The devastating impact of the Conservative Party on local authority funding of sports facilities is evident the length and breadth of the country, with the fees demanded for the use of local football pitches contributing to the devastation of the game at its roots. Pick any place you like but Huyton, on Merseyside, is as good an example as any. It is an area where grass roots delivered Steven Gerrard, Joey Barton and David Nugent. Yet local teams there are vanishing. Who will speak up?
8 Rugby union referees will start ignoring the big-screen replays
The repeated showings of incidents on big screens during games are having an increasingly malign influence – enticing referees to make late referrals to video officials because of what they have seen. Referees will make mistakes that can affect the outcome of the game – that is part of the human unpredictability which makes sport so absorbing. They need to act on instinct, rely on what they have seen with their own eyes, and stop the TV producers damaging the flow of rugby.
9 Football will produce a credible alternative to Sepp Blatter
Nominations for candidates to challenge him at the Fifa Congress in Zurich, from 29 May, must be submitted by the end of January, each needing five national football associations to second a nomination to stand against him. It is a doomed enterprise. Blatter has the Asian and South American vote sewn up. But it is the moment for someone with dynamism, untarnished by what Fifa has become, to demonstrate that Blatter is not the only option. Jeffrey Webb, the Concacaf president, would be a start. He has admitted Fifa’s ethical and moral failings.
10 Racing promotes itself as sport, not just a good day out

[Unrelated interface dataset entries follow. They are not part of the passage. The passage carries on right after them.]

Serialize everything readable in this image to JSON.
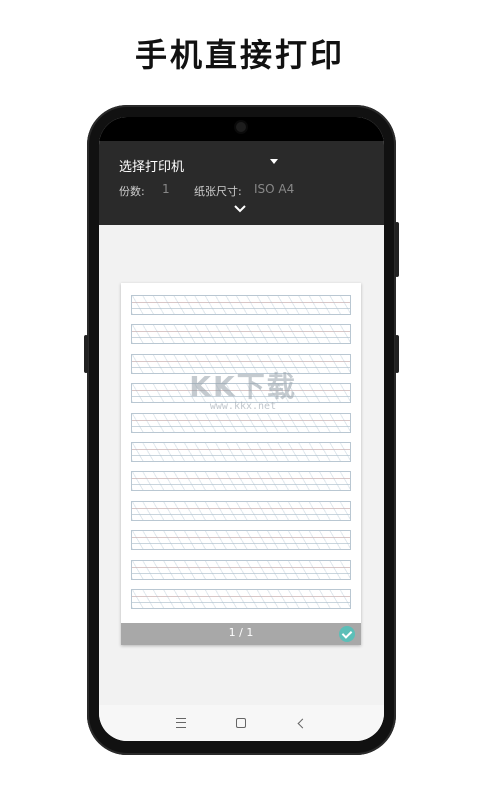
{
  "headline": "手机直接打印",
  "toolbar": {
    "printer_label": "选择打印机",
    "copies_label": "份数:",
    "copies_value": "1",
    "paper_label": "纸张尺寸:",
    "paper_value": "ISO A4"
  },
  "preview": {
    "watermark_logo": "KK下载",
    "watermark_url": "www.kkx.net",
    "page_count": "1 / 1",
    "row_count": 11
  },
  "colors": {
    "toolbar_bg": "#2a2a2a",
    "accent_check": "#5cbfb8",
    "page_bar": "#a8a8a8"
  },
  "icons": {
    "dropdown": "dropdown-icon",
    "expand": "chevron-down-icon",
    "check": "check-icon",
    "nav_menu": "menu-icon",
    "nav_home": "home-icon",
    "nav_back": "back-icon"
  }
}
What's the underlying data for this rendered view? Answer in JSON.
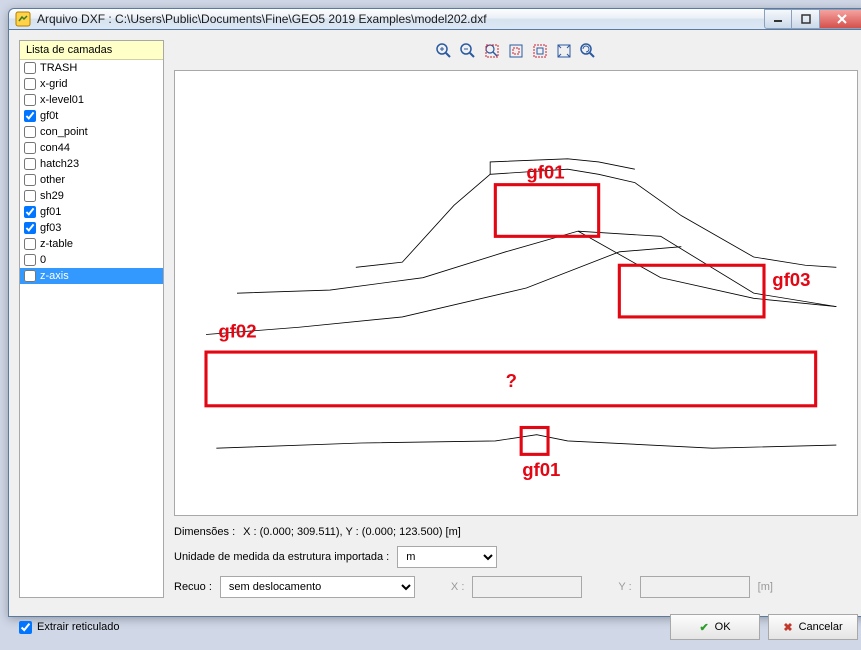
{
  "window": {
    "title": "Arquivo DXF : C:\\Users\\Public\\Documents\\Fine\\GEO5 2019 Examples\\model202.dxf"
  },
  "layers": {
    "header": "Lista de camadas",
    "items": [
      {
        "name": "TRASH",
        "checked": false,
        "selected": false
      },
      {
        "name": "x-grid",
        "checked": false,
        "selected": false
      },
      {
        "name": "x-level01",
        "checked": false,
        "selected": false
      },
      {
        "name": "gf0t",
        "checked": true,
        "selected": false
      },
      {
        "name": "con_point",
        "checked": false,
        "selected": false
      },
      {
        "name": "con44",
        "checked": false,
        "selected": false
      },
      {
        "name": "hatch23",
        "checked": false,
        "selected": false
      },
      {
        "name": "other",
        "checked": false,
        "selected": false
      },
      {
        "name": "sh29",
        "checked": false,
        "selected": false
      },
      {
        "name": "gf01",
        "checked": true,
        "selected": false
      },
      {
        "name": "gf03",
        "checked": true,
        "selected": false
      },
      {
        "name": "z-table",
        "checked": false,
        "selected": false
      },
      {
        "name": "0",
        "checked": false,
        "selected": false
      },
      {
        "name": "z-axis",
        "checked": false,
        "selected": true
      }
    ]
  },
  "toolbar": {
    "icons": [
      "zoom-in",
      "zoom-out",
      "zoom-window",
      "zoom-extents-a",
      "zoom-extents-b",
      "fit-all",
      "refresh"
    ]
  },
  "annotations": {
    "top_gf01": "gf01",
    "right_gf03": "gf03",
    "left_gf02": "gf02",
    "center_q": "?",
    "bottom_gf01": "gf01"
  },
  "dimensions": {
    "label": "Dimensões :",
    "value": "X : (0.000; 309.511), Y : (0.000; 123.500) [m]"
  },
  "unit_row": {
    "label": "Unidade de medida da estrutura importada :",
    "value": "m"
  },
  "offset_row": {
    "label": "Recuo :",
    "value": "sem deslocamento",
    "x_label": "X :",
    "x_value": "",
    "y_label": "Y :",
    "y_value": "",
    "unit": "[m]"
  },
  "footer": {
    "extract_label": "Extrair reticulado",
    "extract_checked": true,
    "ok_label": "OK",
    "cancel_label": "Cancelar"
  }
}
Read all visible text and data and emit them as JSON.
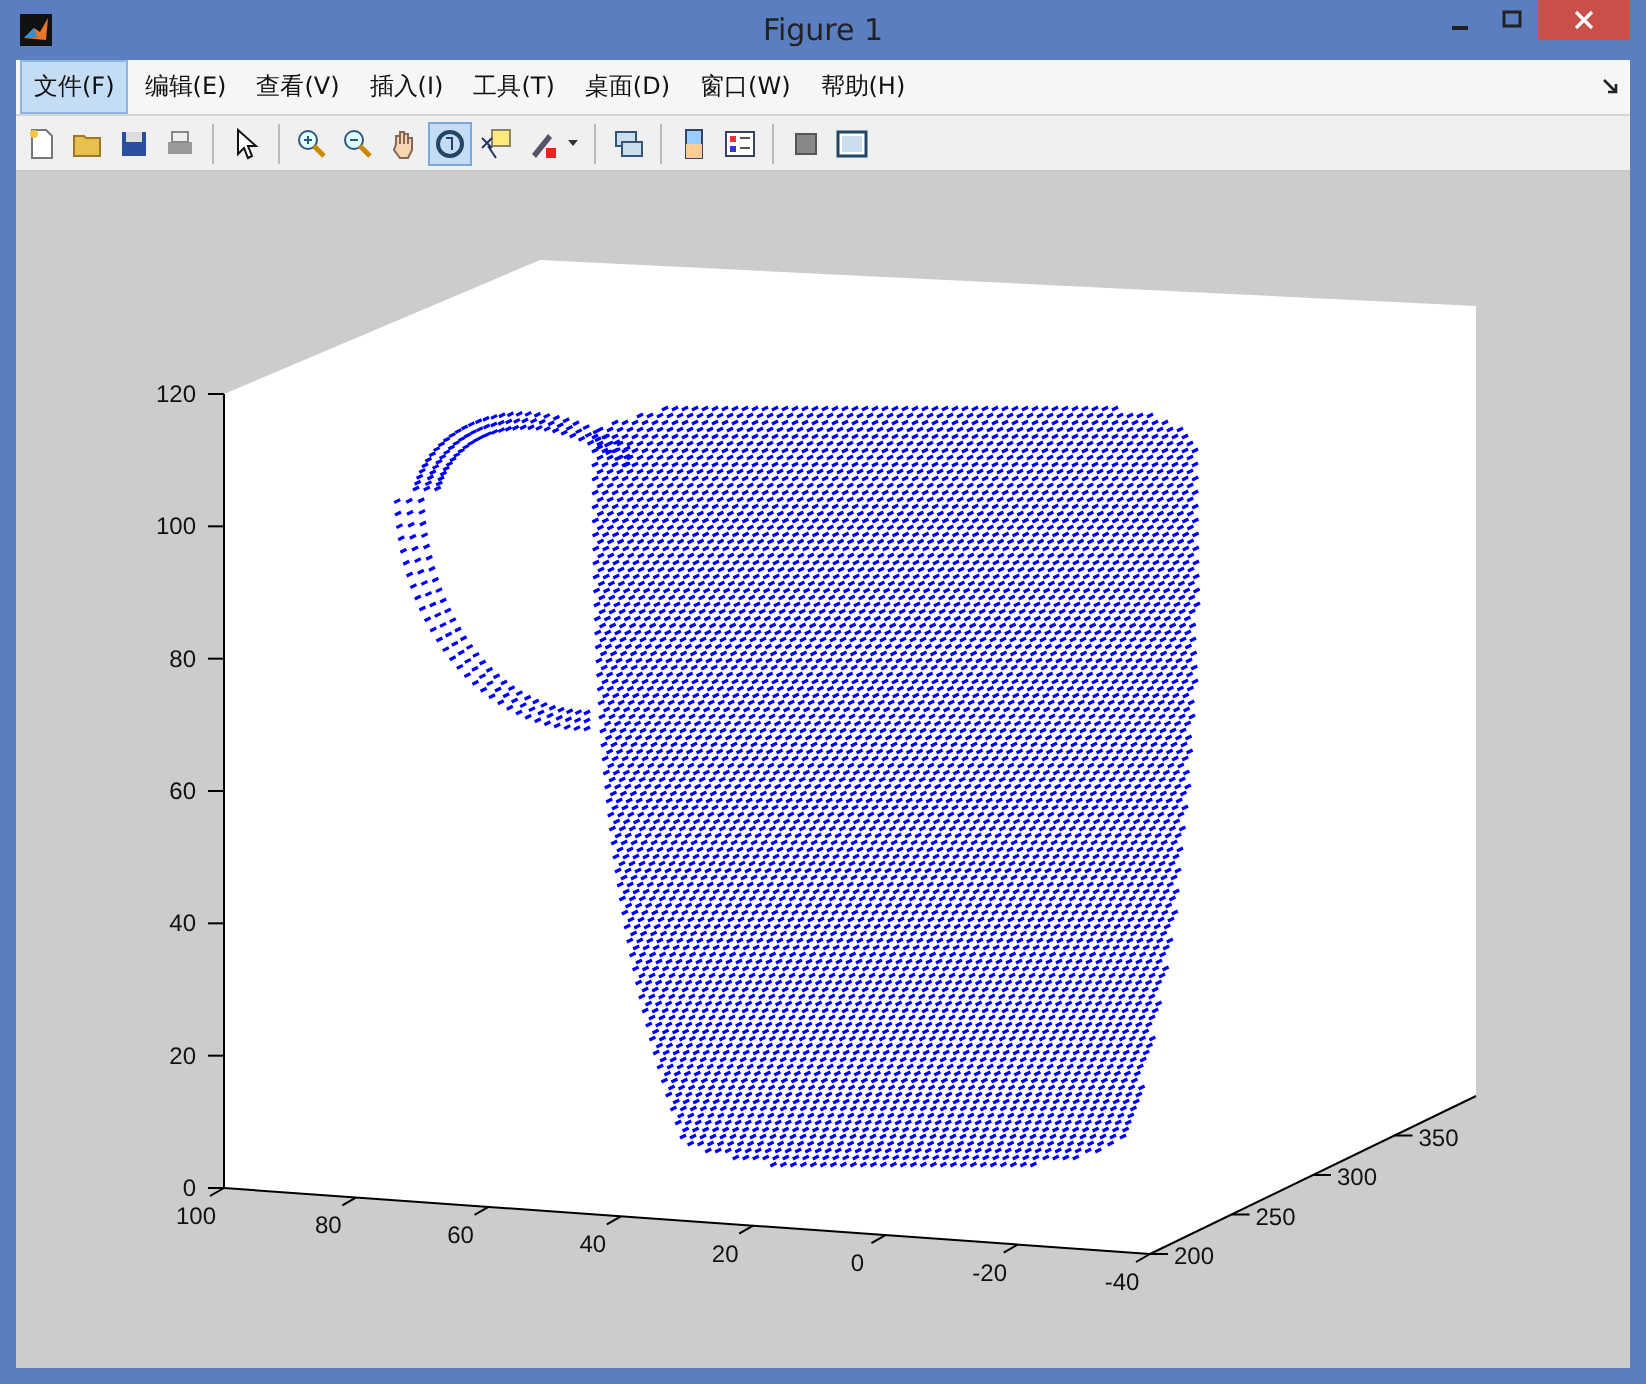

It is the biggest spectator sport after football but the Jockey Club estimates that 80 per cent of racegoers have little or no knowledge about what they are seeing: why a horse is worth the bet; what the difference is between Flat and jump racing. Good work is under way to change that, including racing terminology on big screens. There is too much tendency for the old hands to be sniffy about their sport. There is more to it than a few beers and bets.Reuse content